A mum has thanked the off-duty doctor who helped to save her young son's life.
Four-year-old Stefan Balogun swallowed a coin from his dinner money while travelling to only his second day at Green Meadow Independent Primary School in Lowton.
His mum Michelle realised he was struggling to breathe and pulled over her car on Newton Road in Lowton.
Mrs Balogun said: “I jumped out and I opened the door and grabbed him. I was tipping him over and banging his back to get it out.
“He kept retching and it didn’t come out. I was thinking of first aid and doing the back slaps.”
Passers-by stopped to help, including former serviceman James Green and Dr Abdul Ashish, a consultant respiratory physician for Wrightington, Wigan And Leigh NHS Foundation Trust.
Dr Ashish said: “Stefan was in a bit of distress and unable to breathe properly. His eyes were shot red.
“I think it was a very emotionally charged moment because there was a four-year-old child who potentially couldn’t breathe because of a coin.

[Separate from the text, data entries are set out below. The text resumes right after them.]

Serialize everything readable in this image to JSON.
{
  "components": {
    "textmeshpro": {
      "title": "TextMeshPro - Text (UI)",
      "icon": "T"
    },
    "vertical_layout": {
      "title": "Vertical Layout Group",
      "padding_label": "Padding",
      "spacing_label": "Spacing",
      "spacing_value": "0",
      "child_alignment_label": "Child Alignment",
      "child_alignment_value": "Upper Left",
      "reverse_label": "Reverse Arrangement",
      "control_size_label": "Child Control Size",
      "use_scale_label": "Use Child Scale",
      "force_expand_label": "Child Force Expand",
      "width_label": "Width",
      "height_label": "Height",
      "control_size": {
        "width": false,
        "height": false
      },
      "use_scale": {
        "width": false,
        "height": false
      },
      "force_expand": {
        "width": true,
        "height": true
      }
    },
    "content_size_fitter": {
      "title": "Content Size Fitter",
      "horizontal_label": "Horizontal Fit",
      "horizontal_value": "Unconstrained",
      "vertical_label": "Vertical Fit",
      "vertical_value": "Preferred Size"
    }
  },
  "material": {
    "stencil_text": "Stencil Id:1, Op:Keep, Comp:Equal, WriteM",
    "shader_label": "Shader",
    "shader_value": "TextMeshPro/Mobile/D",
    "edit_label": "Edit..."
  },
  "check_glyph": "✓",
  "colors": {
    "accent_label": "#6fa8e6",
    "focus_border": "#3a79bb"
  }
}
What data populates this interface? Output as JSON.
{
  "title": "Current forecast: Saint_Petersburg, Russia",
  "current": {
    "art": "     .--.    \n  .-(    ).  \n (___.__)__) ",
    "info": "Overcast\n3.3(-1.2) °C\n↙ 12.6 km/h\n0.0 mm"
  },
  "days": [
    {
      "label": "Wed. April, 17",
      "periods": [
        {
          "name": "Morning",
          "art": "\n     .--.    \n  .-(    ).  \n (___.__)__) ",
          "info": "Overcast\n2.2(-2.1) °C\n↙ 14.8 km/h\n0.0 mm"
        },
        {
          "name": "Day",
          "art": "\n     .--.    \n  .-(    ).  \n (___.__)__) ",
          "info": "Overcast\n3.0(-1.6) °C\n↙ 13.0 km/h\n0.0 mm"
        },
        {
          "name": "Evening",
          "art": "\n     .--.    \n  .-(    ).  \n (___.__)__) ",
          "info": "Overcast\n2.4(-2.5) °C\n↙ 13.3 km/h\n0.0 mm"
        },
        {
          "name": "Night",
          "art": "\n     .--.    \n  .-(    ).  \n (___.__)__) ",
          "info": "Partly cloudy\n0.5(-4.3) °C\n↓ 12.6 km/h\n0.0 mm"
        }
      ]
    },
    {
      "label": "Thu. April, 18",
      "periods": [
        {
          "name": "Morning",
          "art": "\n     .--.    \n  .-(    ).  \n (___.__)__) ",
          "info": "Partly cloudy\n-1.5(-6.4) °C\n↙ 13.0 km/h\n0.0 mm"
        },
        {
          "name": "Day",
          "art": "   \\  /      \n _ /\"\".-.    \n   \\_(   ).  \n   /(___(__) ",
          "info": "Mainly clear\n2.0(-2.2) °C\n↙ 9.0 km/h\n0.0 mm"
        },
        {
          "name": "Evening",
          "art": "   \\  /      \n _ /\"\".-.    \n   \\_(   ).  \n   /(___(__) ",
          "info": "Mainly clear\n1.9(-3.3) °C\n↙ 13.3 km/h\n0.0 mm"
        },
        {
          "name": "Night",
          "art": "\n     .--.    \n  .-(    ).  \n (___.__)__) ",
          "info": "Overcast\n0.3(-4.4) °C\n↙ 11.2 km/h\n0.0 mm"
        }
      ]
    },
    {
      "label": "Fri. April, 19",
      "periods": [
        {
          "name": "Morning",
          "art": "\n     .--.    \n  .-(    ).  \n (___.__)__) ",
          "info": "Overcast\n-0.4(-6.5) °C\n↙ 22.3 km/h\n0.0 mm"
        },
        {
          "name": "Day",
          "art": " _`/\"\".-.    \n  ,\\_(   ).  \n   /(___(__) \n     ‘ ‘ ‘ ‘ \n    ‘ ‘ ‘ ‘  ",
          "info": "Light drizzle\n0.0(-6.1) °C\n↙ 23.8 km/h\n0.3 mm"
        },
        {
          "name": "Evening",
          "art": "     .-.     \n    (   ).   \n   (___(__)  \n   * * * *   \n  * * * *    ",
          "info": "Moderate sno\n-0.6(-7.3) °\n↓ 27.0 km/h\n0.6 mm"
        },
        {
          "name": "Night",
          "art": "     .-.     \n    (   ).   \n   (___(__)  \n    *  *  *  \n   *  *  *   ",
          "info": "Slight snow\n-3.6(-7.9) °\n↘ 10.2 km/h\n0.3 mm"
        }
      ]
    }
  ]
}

“Between myself and James, we managed to try some manoeuvres and dislodge the coin and suddenly he started talking a little bit more and when he started vomiting a bit of blood, we knew the coin was dislodged.”

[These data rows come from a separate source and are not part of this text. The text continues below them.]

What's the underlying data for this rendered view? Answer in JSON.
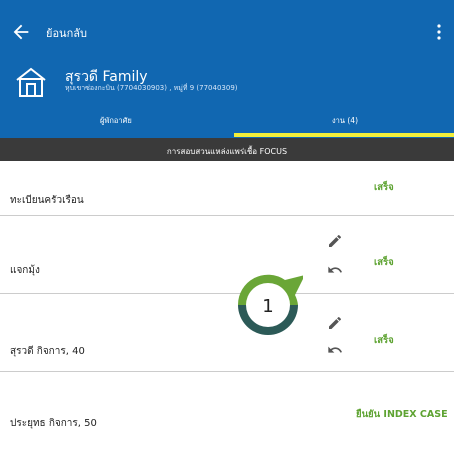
{
  "header": {
    "back_label": "ย้อนกลับ",
    "back_icon": "arrow-left-icon",
    "menu_icon": "more-vertical-icon"
  },
  "family": {
    "name": "สุรวดี Family",
    "subtitle": "หุบเขาซ่องกะบิน (7704030903)  ,  หมู่ที่ 9 (77040309)",
    "icon": "house-icon"
  },
  "tabs": [
    {
      "label": "ผู้พักอาศัย",
      "active": false
    },
    {
      "label": "งาน (4)",
      "active": true
    }
  ],
  "focus_banner": "การสอบสวนแหล่งแพร่เชื้อ FOCUS",
  "tasks": [
    {
      "label": "ทะเบียนครัวเรือน",
      "status": "เสร็จ",
      "has_actions": false
    },
    {
      "label": "แจกมุ้ง",
      "status": "เสร็จ",
      "has_actions": true
    },
    {
      "label": "สุรวดี  กิจการ, 40",
      "status": "เสร็จ",
      "has_actions": true
    },
    {
      "label": "ประยุทธ  กิจการ, 50",
      "status": "ยืนยัน INDEX CASE",
      "has_actions": false
    }
  ],
  "callout": {
    "number": "1"
  },
  "colors": {
    "header_bg": "#1167b1",
    "tab_indicator": "#f2ee3a",
    "banner_bg": "#3a3a3a",
    "status_green": "#5ea332",
    "badge_green": "#6aa637",
    "badge_dark": "#2c5a57"
  }
}
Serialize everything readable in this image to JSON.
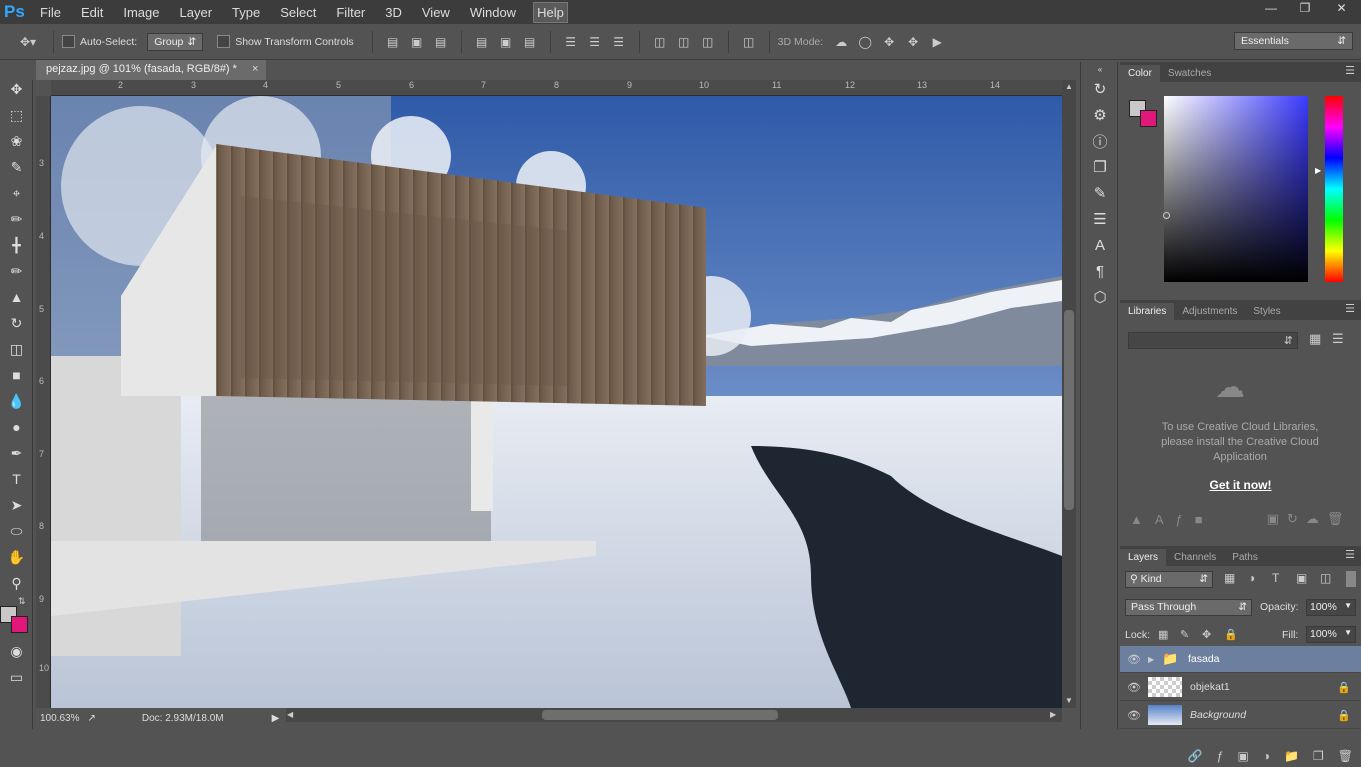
{
  "app": {
    "logo": "Ps"
  },
  "menu": [
    "File",
    "Edit",
    "Image",
    "Layer",
    "Type",
    "Select",
    "Filter",
    "3D",
    "View",
    "Window",
    "Help"
  ],
  "options": {
    "auto_select": "Auto-Select:",
    "group_value": "Group",
    "show_transform": "Show Transform Controls",
    "mode_3d": "3D Mode:",
    "workspace": "Essentials"
  },
  "document": {
    "tab_title": "pejzaz.jpg @ 101% (fasada, RGB/8#) *",
    "zoom": "100.63%",
    "doc_info": "Doc: 2.93M/18.0M"
  },
  "rulers": {
    "h": [
      "2",
      "3",
      "4",
      "5",
      "6",
      "7",
      "8",
      "9",
      "10",
      "11",
      "12",
      "13",
      "14"
    ],
    "v": [
      "3",
      "4",
      "5",
      "6",
      "7",
      "8",
      "9",
      "10"
    ]
  },
  "panels": {
    "color_tabs": [
      "Color",
      "Swatches"
    ],
    "lib_tabs": [
      "Libraries",
      "Adjustments",
      "Styles"
    ],
    "lib_message": "To use Creative Cloud Libraries, please install the Creative Cloud Application",
    "lib_link": "Get it now!",
    "layer_tabs": [
      "Layers",
      "Channels",
      "Paths"
    ],
    "kind": "Kind",
    "blend_mode": "Pass Through",
    "opacity_label": "Opacity:",
    "opacity": "100%",
    "lock_label": "Lock:",
    "fill_label": "Fill:",
    "fill": "100%"
  },
  "layers": [
    {
      "name": "fasada",
      "type": "group",
      "selected": true
    },
    {
      "name": "objekat1",
      "type": "layer",
      "locked": true
    },
    {
      "name": "Background",
      "type": "background",
      "locked": true
    }
  ],
  "colors": {
    "foreground": "#c8c8c8",
    "background": "#e0187a",
    "accent": "#31a8ff",
    "selected_layer": "#6d7f9e"
  }
}
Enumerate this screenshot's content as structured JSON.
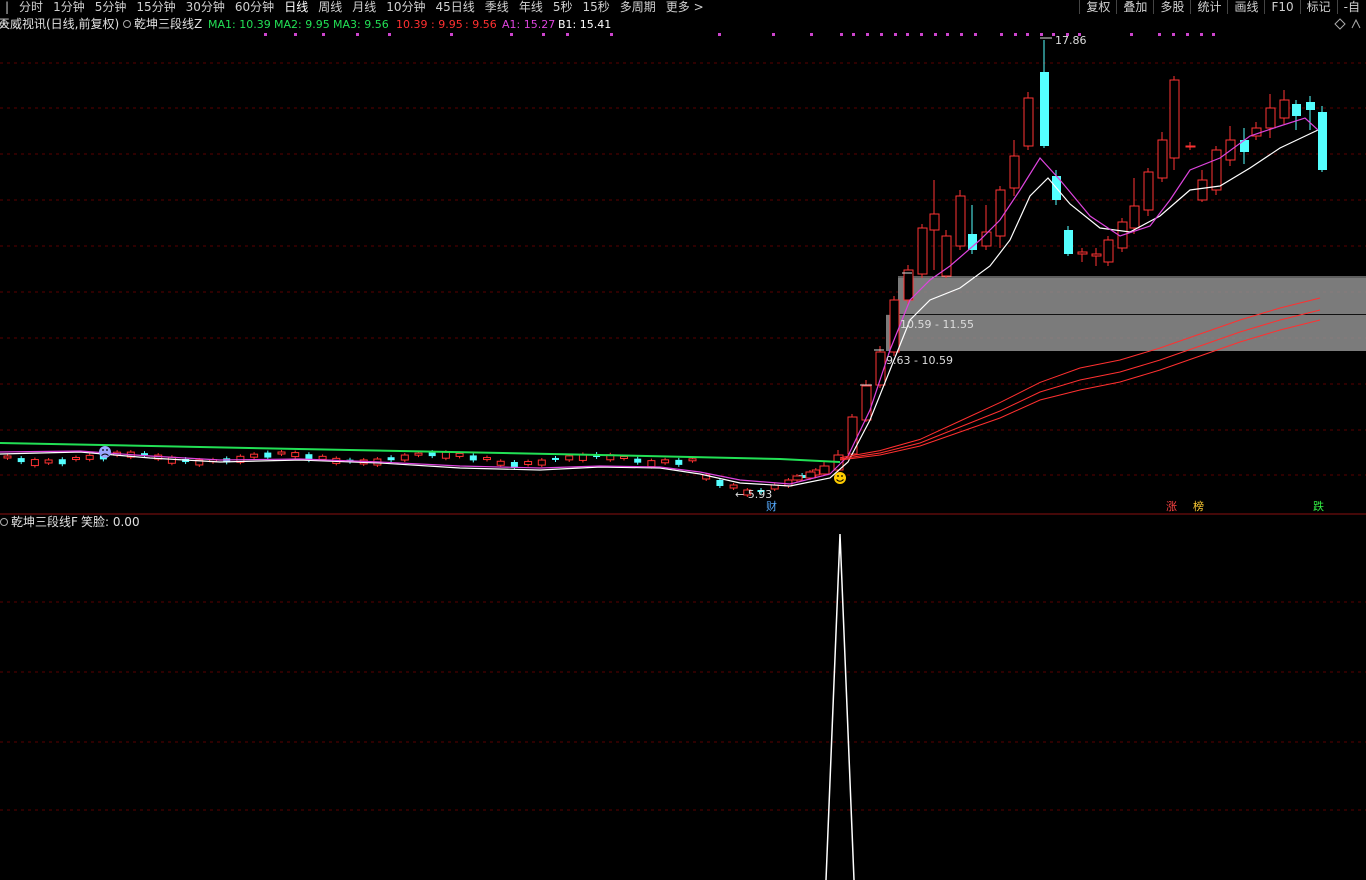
{
  "toolbar": {
    "periods": [
      "分时",
      "1分钟",
      "5分钟",
      "15分钟",
      "30分钟",
      "60分钟",
      "日线",
      "周线",
      "月线",
      "10分钟",
      "45日线",
      "季线",
      "年线",
      "5秒",
      "15秒",
      "多周期",
      "更多 >"
    ],
    "active_period": "日线",
    "right": [
      "复权",
      "叠加",
      "多股",
      "统计",
      "画线",
      "F10",
      "标记",
      "-自"
    ]
  },
  "main_panel": {
    "stock_title": "天威视讯(日线,前复权)",
    "indicator_name": "乾坤三段线Z",
    "legend": [
      {
        "label": "MA1: 10.39",
        "color": "#22e055"
      },
      {
        "label": "MA2: 9.95",
        "color": "#22e055"
      },
      {
        "label": "MA3: 9.56",
        "color": "#22e055"
      },
      {
        "label": "10.39",
        "color": "#ff3030"
      },
      {
        "label": ": 9.95",
        "color": "#ff3030"
      },
      {
        "label": ": 9.56",
        "color": "#ff3030"
      },
      {
        "label": "A1: 15.27",
        "color": "#dd44dd"
      },
      {
        "label": "B1: 15.41",
        "color": "#ffffff"
      }
    ],
    "high_label": "17.86",
    "low_label": "5.93",
    "zone_upper_label": "10.59 - 11.55",
    "zone_lower_label": "9.63 - 10.59",
    "bottom_tags": [
      {
        "text": "财",
        "color": "#55aaff"
      },
      {
        "text": "涨",
        "color": "#ff4444"
      },
      {
        "text": "榜",
        "color": "#ffcc33"
      },
      {
        "text": "跌",
        "color": "#33ee44"
      }
    ],
    "smile_marker": "smile-face",
    "frown_marker": "sad-face"
  },
  "sub_panel": {
    "indicator_name": "乾坤三段线F",
    "value_label": "笑脸: 0.00"
  },
  "colors": {
    "up": "#ff3333",
    "down": "#54ffff",
    "ma_green": "#22e055",
    "line_magenta": "#dd44dd",
    "line_white": "#ffffff",
    "zone_gray": "#909090",
    "grid": "#5a0000"
  }
}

The coin had been knocked into Stefan’s oesophagus and he was able to breathe again.
In the meantime, a police officer directed rush-hour traffic and an ambulance arrived.
Stefan was taken to Warrington Hospital, where he vomited the coin within around 30 minutes of arriving.
Mrs Balogun said: “About 10 minutes later he was asking for sausage and chips!”
Dr Ashish, who is based at Wigan Infirmary but was travelling to a clinic at Leigh Infirmary, spoke to Mrs Balogun that day to check Stefan was okay.
He said: “It was a big relief. It was a small celebration to be honest. It was great to know that the young boy was doing well.”
The youngster was allowed to go home later that day and made a full recovery.
Stefan and his mother visited Dr Ashish at Wigan Infirmary to thank him for his efforts.
Mum-of-three Mrs Balogun said: “I think afterwards, when it hit me, I got upset and for a couple of nights I couldn’t sleep properly because I was thinking about what could have happened and the worse case scenario. I’m so glad everything turned out okay.”
She thanked everyone involved in helping her son.
“I know if these people hadn’t come to help, it could have been much worse,” she said.
It is an experience the family will not forget for a long time - especially as Mrs Balogun has framed the £1 coin to mark her son’s first visit to A&E!